_EXERCISE_. Each line that includes "down" must be copied from the records.
------
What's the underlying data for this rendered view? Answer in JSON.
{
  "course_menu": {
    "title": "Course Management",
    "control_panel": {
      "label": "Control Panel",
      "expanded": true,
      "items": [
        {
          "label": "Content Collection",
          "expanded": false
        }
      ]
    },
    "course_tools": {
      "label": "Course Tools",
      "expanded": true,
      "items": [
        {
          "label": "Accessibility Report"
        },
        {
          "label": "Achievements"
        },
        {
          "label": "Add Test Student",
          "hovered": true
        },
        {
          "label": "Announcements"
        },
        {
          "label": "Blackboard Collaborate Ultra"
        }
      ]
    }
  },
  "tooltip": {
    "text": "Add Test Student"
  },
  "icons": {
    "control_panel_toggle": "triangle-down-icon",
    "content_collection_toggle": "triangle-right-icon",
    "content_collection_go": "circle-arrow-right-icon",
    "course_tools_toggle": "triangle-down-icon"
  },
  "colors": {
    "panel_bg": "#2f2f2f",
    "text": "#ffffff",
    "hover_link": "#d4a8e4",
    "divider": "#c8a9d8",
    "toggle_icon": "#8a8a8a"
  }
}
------
_RESPONSE_.
    "control_panel_toggle": "triangle-down-icon",
    "course_tools_toggle": "triangle-down-icon"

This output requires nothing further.